Higaisa APT Description
The Higaisa APT (Advanced Persistent Threat) is a hacking group, which likely originates from the Korean Peninsula. The Higaisa hacking group was first studied extensively in 2019. However, malware analysts believe that the Higaisa APT first began operating in 2016 but has managed to avoid attracting the attention of experts in the field of cybersecurity until 2019. The Higaisa APT appears to utilize both custom-made hacking tools, as well as popular publicly available threats like the PlugX RAT (Remote Access Trojan) and the Gh0st RAT.
The Higaisa hacking group tends to mainly rely on spear-phishing email campaigns to distribute malware. According to security researchers, in one of the latest operations of the Higaisa APT, the infection vector utilized was malicious .LNK files. The .LNK files from their latest campaign were masked as harmless files such as exam results, CVs, job offers, etc. Earlier this year, the Higaisa hacking group used COVID-19-themed emails to propagate corrupted .LNK files to their targets.

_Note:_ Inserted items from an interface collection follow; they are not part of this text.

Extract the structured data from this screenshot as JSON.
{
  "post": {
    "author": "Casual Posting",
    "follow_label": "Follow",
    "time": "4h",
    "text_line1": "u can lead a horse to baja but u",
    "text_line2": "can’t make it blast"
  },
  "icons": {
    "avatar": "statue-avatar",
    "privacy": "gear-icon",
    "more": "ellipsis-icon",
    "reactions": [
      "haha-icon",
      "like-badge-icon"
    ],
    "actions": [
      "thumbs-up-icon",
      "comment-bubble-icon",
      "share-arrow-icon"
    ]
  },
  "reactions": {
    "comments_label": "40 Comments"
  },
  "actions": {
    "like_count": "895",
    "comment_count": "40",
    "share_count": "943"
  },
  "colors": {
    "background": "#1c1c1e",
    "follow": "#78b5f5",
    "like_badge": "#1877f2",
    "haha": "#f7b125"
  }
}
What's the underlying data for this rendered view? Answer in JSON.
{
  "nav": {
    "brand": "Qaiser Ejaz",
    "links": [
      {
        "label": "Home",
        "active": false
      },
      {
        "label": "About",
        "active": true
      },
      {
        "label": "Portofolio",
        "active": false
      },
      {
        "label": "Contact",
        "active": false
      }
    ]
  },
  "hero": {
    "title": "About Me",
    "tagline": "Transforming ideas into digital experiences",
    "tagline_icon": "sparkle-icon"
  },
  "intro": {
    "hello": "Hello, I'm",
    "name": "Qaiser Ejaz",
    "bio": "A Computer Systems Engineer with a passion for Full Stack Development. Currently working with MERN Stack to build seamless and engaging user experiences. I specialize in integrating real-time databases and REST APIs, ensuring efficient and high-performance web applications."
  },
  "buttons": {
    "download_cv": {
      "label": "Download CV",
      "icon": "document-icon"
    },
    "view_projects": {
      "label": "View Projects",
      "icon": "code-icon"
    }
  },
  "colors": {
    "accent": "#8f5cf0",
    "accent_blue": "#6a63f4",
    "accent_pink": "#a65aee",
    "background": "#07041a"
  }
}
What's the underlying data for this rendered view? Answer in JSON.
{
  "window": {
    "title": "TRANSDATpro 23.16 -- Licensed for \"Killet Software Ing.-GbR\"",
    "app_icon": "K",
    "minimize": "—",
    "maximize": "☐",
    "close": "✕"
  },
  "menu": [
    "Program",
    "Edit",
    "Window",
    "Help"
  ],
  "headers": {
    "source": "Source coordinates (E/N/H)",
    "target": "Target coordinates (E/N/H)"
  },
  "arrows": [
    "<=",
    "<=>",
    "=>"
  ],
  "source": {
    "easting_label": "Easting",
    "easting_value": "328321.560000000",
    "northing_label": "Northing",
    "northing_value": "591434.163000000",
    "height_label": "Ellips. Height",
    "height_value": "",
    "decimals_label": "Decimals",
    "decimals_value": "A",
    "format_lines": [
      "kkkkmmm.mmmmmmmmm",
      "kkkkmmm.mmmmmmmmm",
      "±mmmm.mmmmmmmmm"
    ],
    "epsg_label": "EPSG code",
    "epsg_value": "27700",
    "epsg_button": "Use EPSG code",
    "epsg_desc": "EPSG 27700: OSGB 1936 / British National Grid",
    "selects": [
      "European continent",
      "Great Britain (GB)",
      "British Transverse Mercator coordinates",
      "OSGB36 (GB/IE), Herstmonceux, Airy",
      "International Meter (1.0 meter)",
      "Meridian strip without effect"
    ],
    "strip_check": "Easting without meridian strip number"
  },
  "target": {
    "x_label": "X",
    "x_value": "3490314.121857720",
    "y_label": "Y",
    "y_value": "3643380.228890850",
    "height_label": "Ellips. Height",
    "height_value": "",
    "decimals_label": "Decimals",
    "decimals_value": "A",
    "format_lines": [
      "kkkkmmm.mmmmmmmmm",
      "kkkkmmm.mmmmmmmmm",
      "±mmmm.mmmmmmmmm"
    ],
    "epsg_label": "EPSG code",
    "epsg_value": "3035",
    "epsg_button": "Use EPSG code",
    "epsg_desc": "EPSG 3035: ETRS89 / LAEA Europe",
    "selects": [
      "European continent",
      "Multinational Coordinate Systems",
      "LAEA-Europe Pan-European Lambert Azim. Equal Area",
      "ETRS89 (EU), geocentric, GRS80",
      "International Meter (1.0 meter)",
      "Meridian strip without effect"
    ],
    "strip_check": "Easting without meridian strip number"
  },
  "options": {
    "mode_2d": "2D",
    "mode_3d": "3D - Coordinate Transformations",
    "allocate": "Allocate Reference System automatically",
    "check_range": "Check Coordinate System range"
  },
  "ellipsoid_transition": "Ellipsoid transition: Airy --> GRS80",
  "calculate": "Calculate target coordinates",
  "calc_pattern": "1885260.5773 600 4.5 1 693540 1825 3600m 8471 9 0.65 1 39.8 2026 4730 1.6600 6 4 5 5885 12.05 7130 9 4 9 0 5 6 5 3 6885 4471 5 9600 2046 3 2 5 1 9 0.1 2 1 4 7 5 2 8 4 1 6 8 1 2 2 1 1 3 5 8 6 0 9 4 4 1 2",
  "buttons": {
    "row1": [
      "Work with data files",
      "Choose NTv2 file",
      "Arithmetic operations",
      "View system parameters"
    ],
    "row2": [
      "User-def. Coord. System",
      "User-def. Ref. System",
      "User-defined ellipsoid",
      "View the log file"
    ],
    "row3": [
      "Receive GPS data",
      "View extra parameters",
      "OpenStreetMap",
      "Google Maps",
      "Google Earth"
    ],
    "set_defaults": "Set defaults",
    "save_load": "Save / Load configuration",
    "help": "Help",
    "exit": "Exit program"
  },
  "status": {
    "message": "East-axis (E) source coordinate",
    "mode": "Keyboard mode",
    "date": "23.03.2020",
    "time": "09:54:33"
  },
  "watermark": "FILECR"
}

If the user is tricked by the Higaisa APT and opens the corrupted file, they may not notice anything out of the ordinary. This is because this hacking group uses decoy files that will keep the attention of the user and prevent them from noticing that their system has been breached. The malicious .LNK file has a list of commands, which it will execute silently in the background. The command list will allow the threat to:
- Plant its files in the %APPDATA% directory on the compromised host.
- Decrypt and decompress the data from the LNK file.
To protect your system from cyber attacks, it is advisable to invest in a reputable, modern antivi-rus application.